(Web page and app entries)
|---|

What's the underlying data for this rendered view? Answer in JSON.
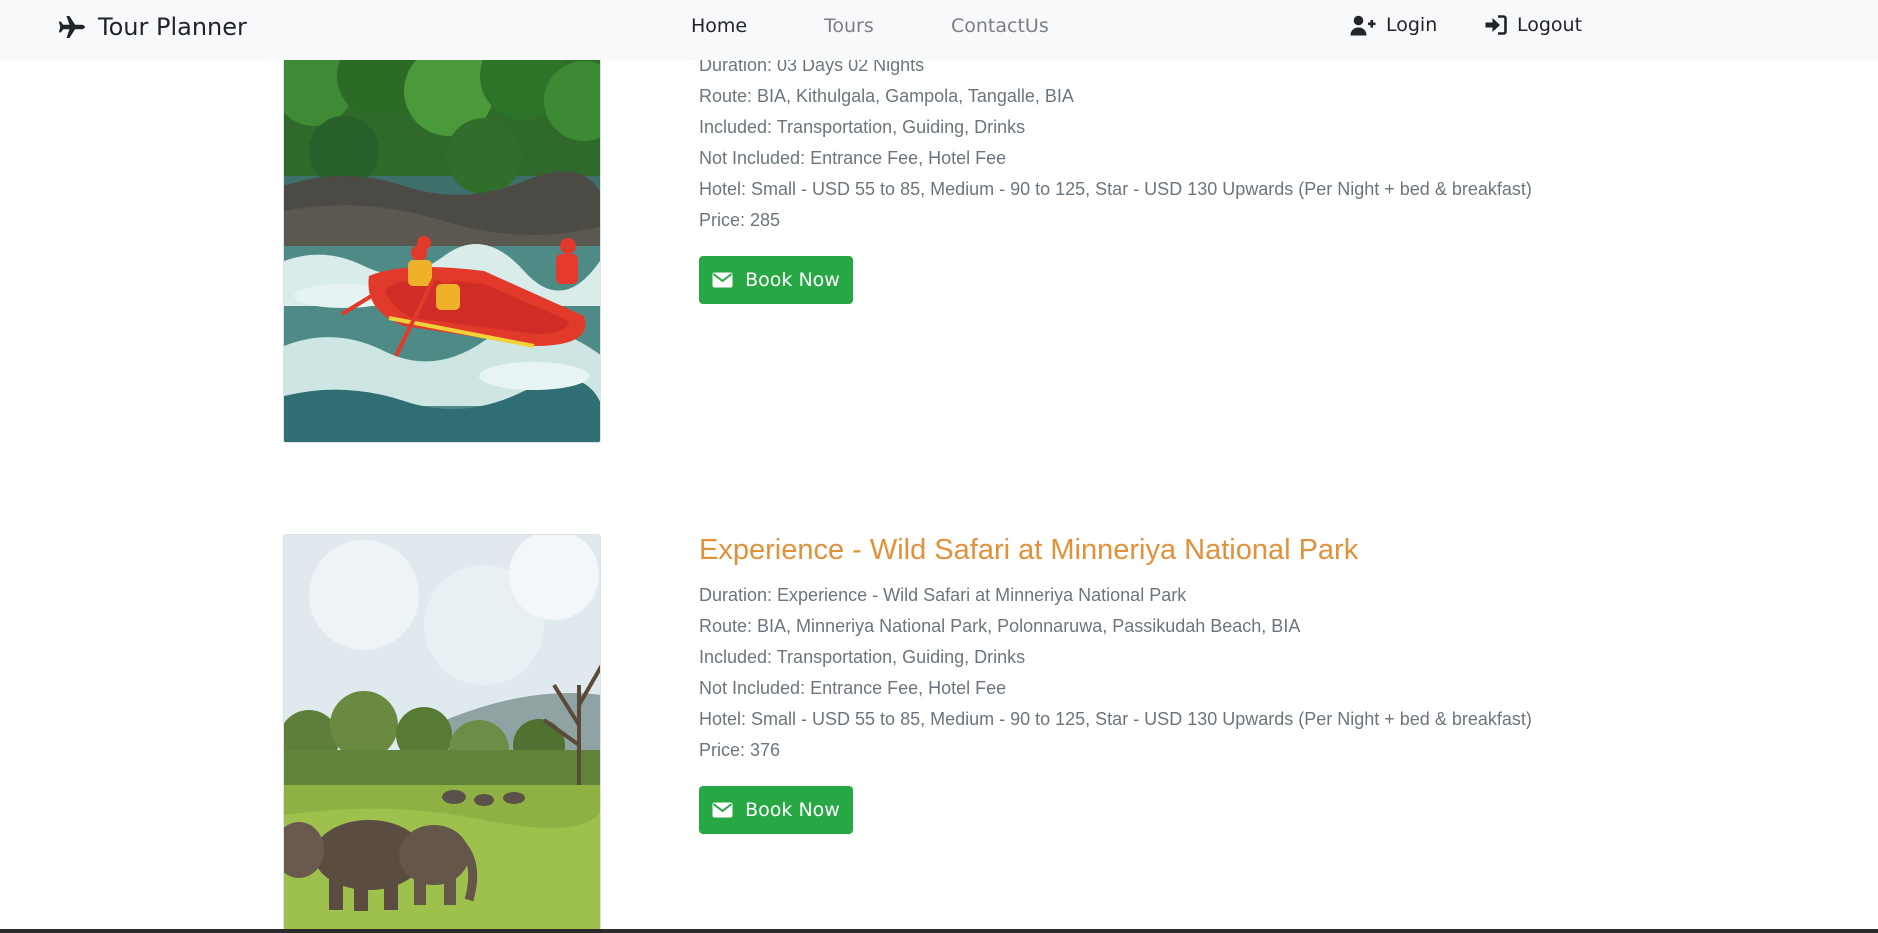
{
  "navbar": {
    "brand": "Tour Planner",
    "brand_icon": "plane-icon",
    "links": [
      {
        "label": "Home",
        "active": true
      },
      {
        "label": "Tours",
        "active": false
      },
      {
        "label": "ContactUs",
        "active": false
      }
    ],
    "login_label": "Login",
    "logout_label": "Logout"
  },
  "tours": [
    {
      "title": "",
      "image": "white-water-rafting-photo",
      "duration": "Duration: 03 Days 02 Nights",
      "route": "Route: BIA, Kithulgala, Gampola, Tangalle, BIA",
      "included": "Included: Transportation, Guiding, Drinks",
      "not_included": "Not Included: Entrance Fee, Hotel Fee",
      "hotel": "Hotel: Small - USD 55 to 85, Medium - 90 to 125, Star - USD 130 Upwards (Per Night + bed & breakfast)",
      "price": "Price: 285",
      "button_label": "Book Now"
    },
    {
      "title": "Experience - Wild Safari at Minneriya National Park",
      "image": "elephants-safari-photo",
      "duration": "Duration: Experience - Wild Safari at Minneriya National Park",
      "route": "Route: BIA, Minneriya National Park, Polonnaruwa, Passikudah Beach, BIA",
      "included": "Included: Transportation, Guiding, Drinks",
      "not_included": "Not Included: Entrance Fee, Hotel Fee",
      "hotel": "Hotel: Small - USD 55 to 85, Medium - 90 to 125, Star - USD 130 Upwards (Per Night + bed & breakfast)",
      "price": "Price: 376",
      "button_label": "Book Now"
    }
  ],
  "colors": {
    "navbar_bg": "#f8f9fa",
    "title": "#e2913a",
    "button": "#28a745",
    "text": "#6c757d"
  }
}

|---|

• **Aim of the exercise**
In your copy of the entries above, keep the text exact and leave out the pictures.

• **Written answer**
What's the underlying data for this rendered view? Answer in JSON.
{
  "navbar": {
    "brand": "Tour Planner",
    "brand_icon": "plane-icon",
    "links": [
      {
        "label": "Home",
        "active": true
      },
      {
        "label": "Tours",
        "active": false
      },
      {
        "label": "ContactUs",
        "active": false
      }
    ],
    "login_label": "Login",
    "logout_label": "Logout"
  },
  "tours": [
    {
      "title": "",
      "image": "white-water-rafting-photo",
      "duration": "Duration: 03 Days 02 Nights",
      "route": "Route: BIA, Kithulgala, Gampola, Tangalle, BIA",
      "included": "Included: Transportation, Guiding, Drinks",
      "not_included": "Not Included: Entrance Fee, Hotel Fee",
      "hotel": "Hotel: Small - USD 55 to 85, Medium - 90 to 125, Star - USD 130 Upwards (Per Night + bed & breakfast)",
      "price": "Price: 285",
      "button_label": "Book Now"
    },
    {
      "title": "Experience - Wild Safari at Minneriya National Park",
      "image": "elephants-safari-photo",
      "duration": "Duration: Experience - Wild Safari at Minneriya National Park",
      "route": "Route: BIA, Minneriya National Park, Polonnaruwa, Passikudah Beach, BIA",
      "included": "Included: Transportation, Guiding, Drinks",
      "not_included": "Not Included: Entrance Fee, Hotel Fee",
      "hotel": "Hotel: Small - USD 55 to 85, Medium - 90 to 125, Star - USD 130 Upwards (Per Night + bed & breakfast)",
      "price": "Price: 376",
      "button_label": "Book Now"
    }
  ],
  "colors": {
    "navbar_bg": "#f8f9fa",
    "title": "#e2913a",
    "button": "#28a745",
    "text": "#6c757d"
  }
}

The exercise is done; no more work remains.